Early in his career, Dean waited tables — and learned teamwork, customer service, and “how to be a servant leader.” He also had to be super organized, so he learned to work efficiently. These are skills that could be valuable at any company, whether the candidate learned them in an office job or not. 

4. You can glean skills and traits from a candidate’s volunteer commitments or the sports they’ve played

The sports that candidates have played can also tell you something about them.

Dean, for example, was a college cheerleader, an activity that taught him about trust. When performing stunts, he had to trust that someone would catch him. “That’s what we learn from competitive sports — the ability to rely on someone else and trust they’re going to do their job and you’ll do yours,” he said. “It makes for better teamwork when you can be on a team with a high degree of trust.” 

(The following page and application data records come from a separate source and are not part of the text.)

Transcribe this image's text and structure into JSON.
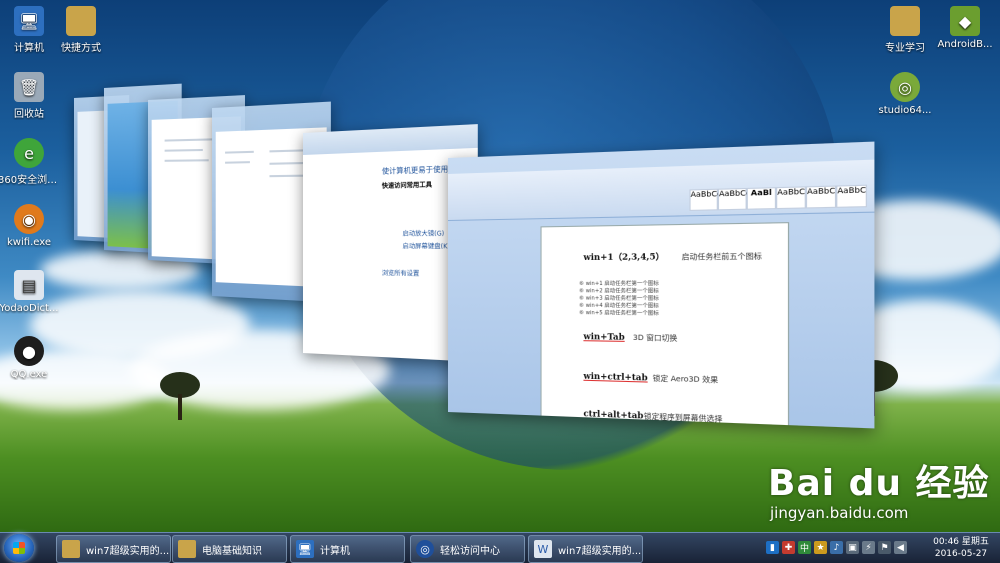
{
  "desktop": {
    "icons_left": [
      {
        "label": "计算机"
      },
      {
        "label": "快捷方式"
      },
      {
        "label": "回收站"
      },
      {
        "label": "360安全浏览器"
      },
      {
        "label": "kwifi.exe"
      },
      {
        "label": "YodaoDict..."
      },
      {
        "label": "QQ.exe"
      }
    ],
    "icons_right": [
      {
        "label": "专业学习"
      },
      {
        "label": "AndroidB..."
      },
      {
        "label": "studio64..."
      }
    ]
  },
  "document": {
    "lines": [
      {
        "head": "win+1（2,3,4,5）",
        "desc": "启动任务栏前五个图标"
      },
      {
        "head": "win+Tab",
        "desc": "3D 窗口切换"
      },
      {
        "head": "win+ctrl+tab",
        "desc": "锁定 Aero3D 效果"
      },
      {
        "head": "ctrl+alt+tab",
        "desc": "锁定程序到屏幕供选择"
      }
    ],
    "list": [
      "⑥ win+1 启动任务栏第一个图标",
      "⑥ win+2 启动任务栏第一个图标",
      "⑥ win+3 启动任务栏第一个图标",
      "⑥ win+4 启动任务栏第一个图标",
      "⑥ win+5 启动任务栏第一个图标"
    ],
    "styles": [
      "AaBbCcDc",
      "AaBbCcDc",
      "AaBl",
      "AaBbC",
      "AaBbC",
      "AaBbC"
    ]
  },
  "access_window": {
    "heading": "使计算机更易于使用",
    "subheading": "快速访问常用工具",
    "items": [
      "启动放大镜(G)",
      "启动屏幕键盘(K)"
    ],
    "section": "浏览所有设置"
  },
  "taskbar": {
    "buttons": [
      {
        "label": "win7超级实用的..."
      },
      {
        "label": "电脑基础知识"
      },
      {
        "label": "计算机"
      },
      {
        "label": "轻松访问中心"
      },
      {
        "label": "win7超级实用的..."
      }
    ],
    "clock_time": "00:46 星期五",
    "clock_date": "2016-05-27"
  },
  "watermark": {
    "logo": "Bai du 经验",
    "url": "jingyan.baidu.com"
  }
}
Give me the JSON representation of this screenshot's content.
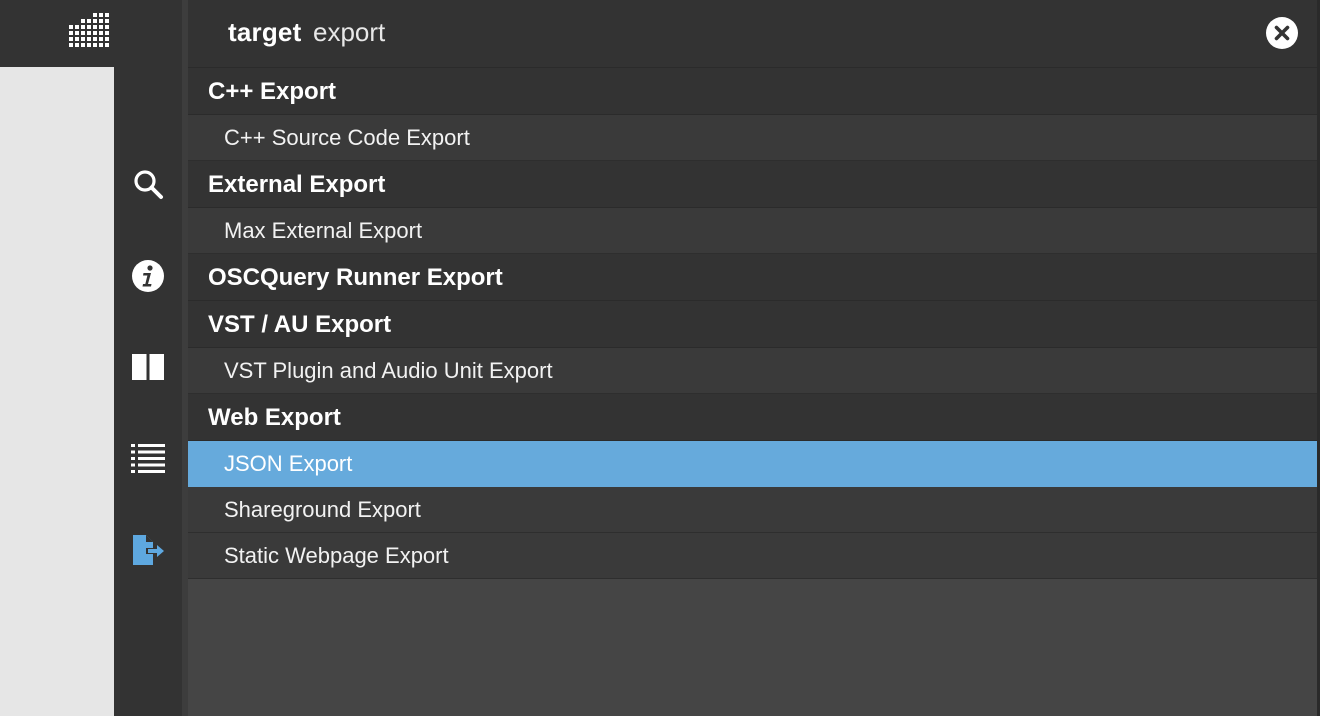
{
  "search": {
    "label": "target",
    "query": "export"
  },
  "sidebar": {
    "icons": [
      "search-icon",
      "info-icon",
      "columns-icon",
      "list-icon",
      "export-icon"
    ],
    "active": "export-icon",
    "active_color": "#5ea8e0"
  },
  "results": {
    "groups": [
      {
        "title": "C++ Export",
        "items": [
          "C++ Source Code Export"
        ]
      },
      {
        "title": "External Export",
        "items": [
          "Max External Export"
        ]
      },
      {
        "title": "OSCQuery Runner Export",
        "items": []
      },
      {
        "title": "VST / AU Export",
        "items": [
          "VST Plugin and Audio Unit Export"
        ]
      },
      {
        "title": "Web Export",
        "items": [
          "JSON Export",
          "Shareground Export",
          "Static Webpage Export"
        ]
      }
    ],
    "selected": "JSON Export",
    "selected_color": "#66aadc"
  }
}
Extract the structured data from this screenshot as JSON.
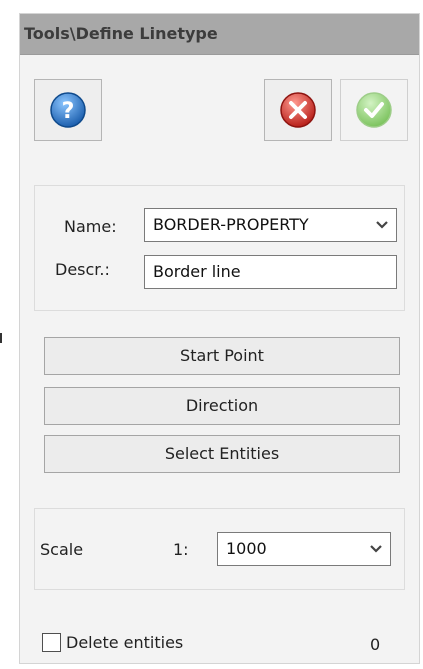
{
  "window": {
    "title": "Tools\\Define Linetype"
  },
  "toolbar": {
    "help_icon": "help-icon",
    "cancel_icon": "cancel-icon",
    "ok_icon": "ok-checkmark-icon",
    "colors": {
      "help_blue": "#2a7fd4",
      "cancel_red": "#d9342b",
      "ok_green": "#86cc6a"
    }
  },
  "properties": {
    "name_label": "Name:",
    "name_value": "BORDER-PROPERTY",
    "descr_label": "Descr.:",
    "descr_value": "Border line"
  },
  "actions": {
    "start_point": "Start Point",
    "direction": "Direction",
    "select_entities": "Select Entities"
  },
  "scale": {
    "label": "Scale",
    "prefix": "1:",
    "value": "1000"
  },
  "footer": {
    "delete_label": "Delete entities",
    "delete_checked": false,
    "count": "0"
  }
}
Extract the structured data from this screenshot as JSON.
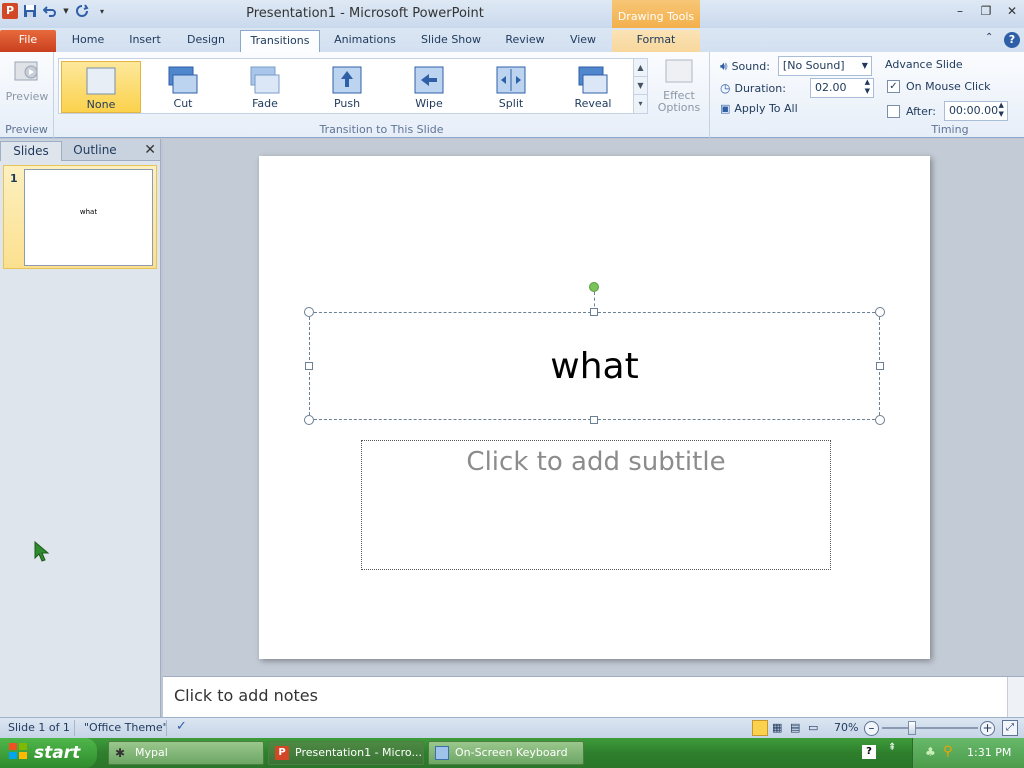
{
  "window": {
    "title": "Presentation1 - Microsoft PowerPoint",
    "contextual_tab": "Drawing Tools"
  },
  "tabs": [
    "File",
    "Home",
    "Insert",
    "Design",
    "Transitions",
    "Animations",
    "Slide Show",
    "Review",
    "View",
    "Format"
  ],
  "ribbon": {
    "preview_label": "Preview",
    "preview_group": "Preview",
    "transitions": [
      "None",
      "Cut",
      "Fade",
      "Push",
      "Wipe",
      "Split",
      "Reveal"
    ],
    "selected_transition": "None",
    "effect_options": "Effect Options",
    "transition_group": "Transition to This Slide",
    "sound_label": "Sound:",
    "sound_value": "[No Sound]",
    "duration_label": "Duration:",
    "duration_value": "02.00",
    "apply_all": "Apply To All",
    "advance_slide": "Advance Slide",
    "on_mouse_click": "On Mouse Click",
    "on_mouse_click_checked": true,
    "after_label": "After:",
    "after_value": "00:00.00",
    "after_checked": false,
    "timing_group": "Timing"
  },
  "left_panel": {
    "tab_slides": "Slides",
    "tab_outline": "Outline",
    "slide_number": "1",
    "thumb_title": "what"
  },
  "slide": {
    "title": "what",
    "subtitle_placeholder": "Click to add subtitle"
  },
  "notes": {
    "placeholder": "Click to add notes"
  },
  "statusbar": {
    "slide_info": "Slide 1 of 1",
    "theme": "\"Office Theme\"",
    "zoom": "70%"
  },
  "taskbar": {
    "start": "start",
    "items": [
      "Mypal",
      "Presentation1 - Micro...",
      "On-Screen Keyboard"
    ],
    "clock": "1:31 PM"
  },
  "colors": {
    "file_tab": "#d24726",
    "selected_gallery": "#fbd24d",
    "taskbar": "#2e7f2d"
  }
}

Other candidates may have been on their university’s track team, which shows dedication and a willingness to go the distance. And yet others may have held volunteer jobs helping children to read, which shows they care about the next generation and their ability to succeed. 

At the top of her LinkedIn profile, Annamaria identifies herself as a “2x cancer survivor,” and in the volunteer section near the bottom, she mentions that she has served as an ambassador for the Kidney Cancer Association and as a member of its patient and caregiver advisory board. From this, you could glean that she has the ability to get through tough times and cares enough to give back. 

But if you had read only the top of her LinkedIn profile, you might have missed it. 

Final thoughts: Why this really matters

The most compelling reason to read resumes from the bottom up is also the most basic: It’s core to what recruiters are trying to do. 

“You’ll create more rich conversations with someone,” Dean said. “We’re hiring full human beings — not a list of jobs on a resume.”